The ongoing COVID-19-pandemic has served as a defining point of modern financial markets.
The U.S. and global indices are close to all-time highs, after an initial dip in March, even as virus casualties, global unrest, and unemployment linger on. To combat, some billionaire fund managers like Paul Tudor Jones have called out the instability in global markets and purchased Bitcoin futures as a hedge against possible hyperinflation.
Now, a $22 billion rated fund manager is starting to recommend cryptocurrencies as a hedge alongside gold, for numerous reasons apart from currency risk.
No government bonds, buy Bitcoin
Paul Britton, CEO of Capstone Advisors in New York, believes the decades-old strategy of holding government bonds to balance equity risk may have run its course. His main reason; the U.S. Federal Reserve lowered interest rates to zero, allowing many to access technically “free” money to eventually purchase equities and pump markets.
The change has huge implications. Fiat currencies like the U.S. dollar have been exposed to inflation and long-term risk. Reports also suggest equity markets are now dominated by retail traders instead of hedge funds and banks, causing dislocation in prices and a deviation from fundamentally-derived intrinsic value.
Some institutions have already started storing Bitcoin and Ether, presumably for risk protection:
Pension funds, family offices, advisers & hedge funds…these are the institutions
And the institutions are here:
– 27% own crypto (in the U.S.) – 45% own crypto (in Europe)
However, with no access to cutting-edge risk tools that institutional investors apply, retail traders have been left “defenseless,” having little apart from equity options on IB or Robinhood to protect against risk. Hedge funds are facing trouble as well — the lack of positive government bond yields has made prosperous environments a distant dream.

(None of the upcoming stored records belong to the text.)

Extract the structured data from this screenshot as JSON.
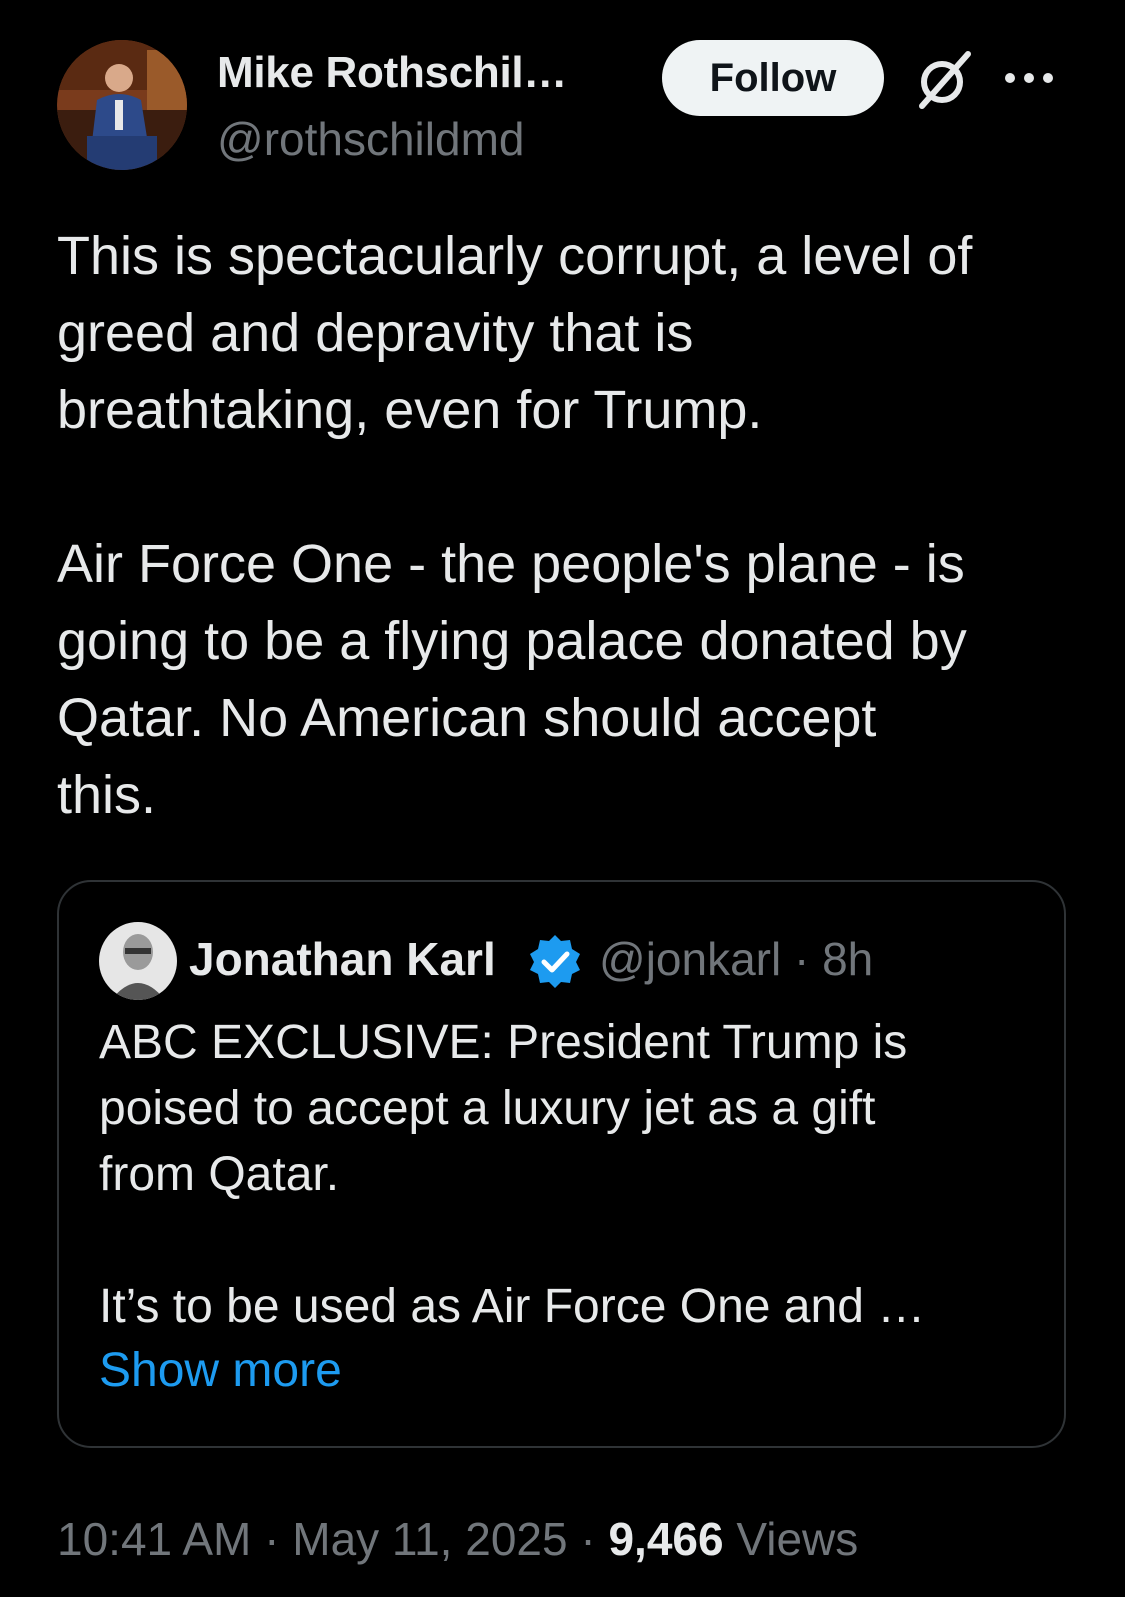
{
  "author": {
    "name": "Mike Rothschil…",
    "handle": "@rothschildmd"
  },
  "header": {
    "follow_label": "Follow"
  },
  "tweet": {
    "text": "This is spectacularly corrupt, a level of\ngreed and depravity that is\nbreathtaking, even for Trump.\n\nAir Force One - the people's plane - is\ngoing to be a flying palace donated by\nQatar. No American should accept\nthis."
  },
  "quote": {
    "name": "Jonathan Karl",
    "handle": "@jonkarl",
    "separator": "·",
    "time": "8h",
    "text": "ABC EXCLUSIVE: President Trump is\npoised to accept a luxury jet as a gift\nfrom Qatar.\n\nIt’s to be used as Air Force One and …",
    "show_more": "Show more"
  },
  "footer": {
    "time": "10:41 AM",
    "date": "May 11, 2025",
    "views_count": "9,466",
    "views_label": "Views",
    "separator": "·"
  },
  "colors": {
    "background": "#000000",
    "primary_text": "#e7e9ea",
    "secondary_text": "#71767b",
    "link": "#1d9bf0",
    "verified": "#1d9bf0",
    "border": "#2f3336",
    "follow_button_bg": "#eff3f4"
  },
  "icons": {
    "grok": "grok-icon",
    "more": "more-icon",
    "verified": "verified-badge-icon"
  }
}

Britton states the old 60/40 portfolio approach — one that includes treasury bonds to serve as insurance against equity risk — has plunged into “double jeopardy.” Dying or negative yield, has left equities as the only source of capital gains. And the latter is now under risk as well.
With the lack of diversification, Britton has some advice for retail and institutional investors alike; purchase gold, cryptocurrencies, and remain in cash. He noted:
“Asset allocators will have to think about alternatives to bonds, including cash, gold, cryptocurrencies, and explicit volatility strategies — such as put options directly hedging equities — with which they may be less familiar.”
Bitcoin volatility remains a con
Britton notes there are pros and cons to purchasing cryptocurrencies, presumably large-cap ones like Ether and Bitcoin, to serve as an effective hedge.
For one, Bitcoin’s notorious volatility has left many-a fund in the lurch. Massive price drops for Bitcoin on “Black Thursday” caused some crypto investors to lose up to 98.5 percent of their initial principal.
Last week, as CryptoSlate reported, the former governor of China’s central bank voiced a similar opinion. She noted Bitcoin was a “commercial success” for blockchain technology, but its volatility had possibly “failed it” as a currency.
Meanwhile, the volatility hasn’t put off all investors. Paul Tudor Jones II, the famed billionaire fund manager, invested over $70 million in Bitcoin futures last month. Others, like Jim Simons’ of the famed Renaissance Technologies, are also reportedly eyeing the crypto market to capture and profit from volatility.
One part of the allure towards Bitcoin comes from reaping crazy, once-in-a-lifetime type returns. The other, however, is a bit more sinister. As Jones puts it, crypto provides a definite hedge against the “massively” inflated equity and currency market.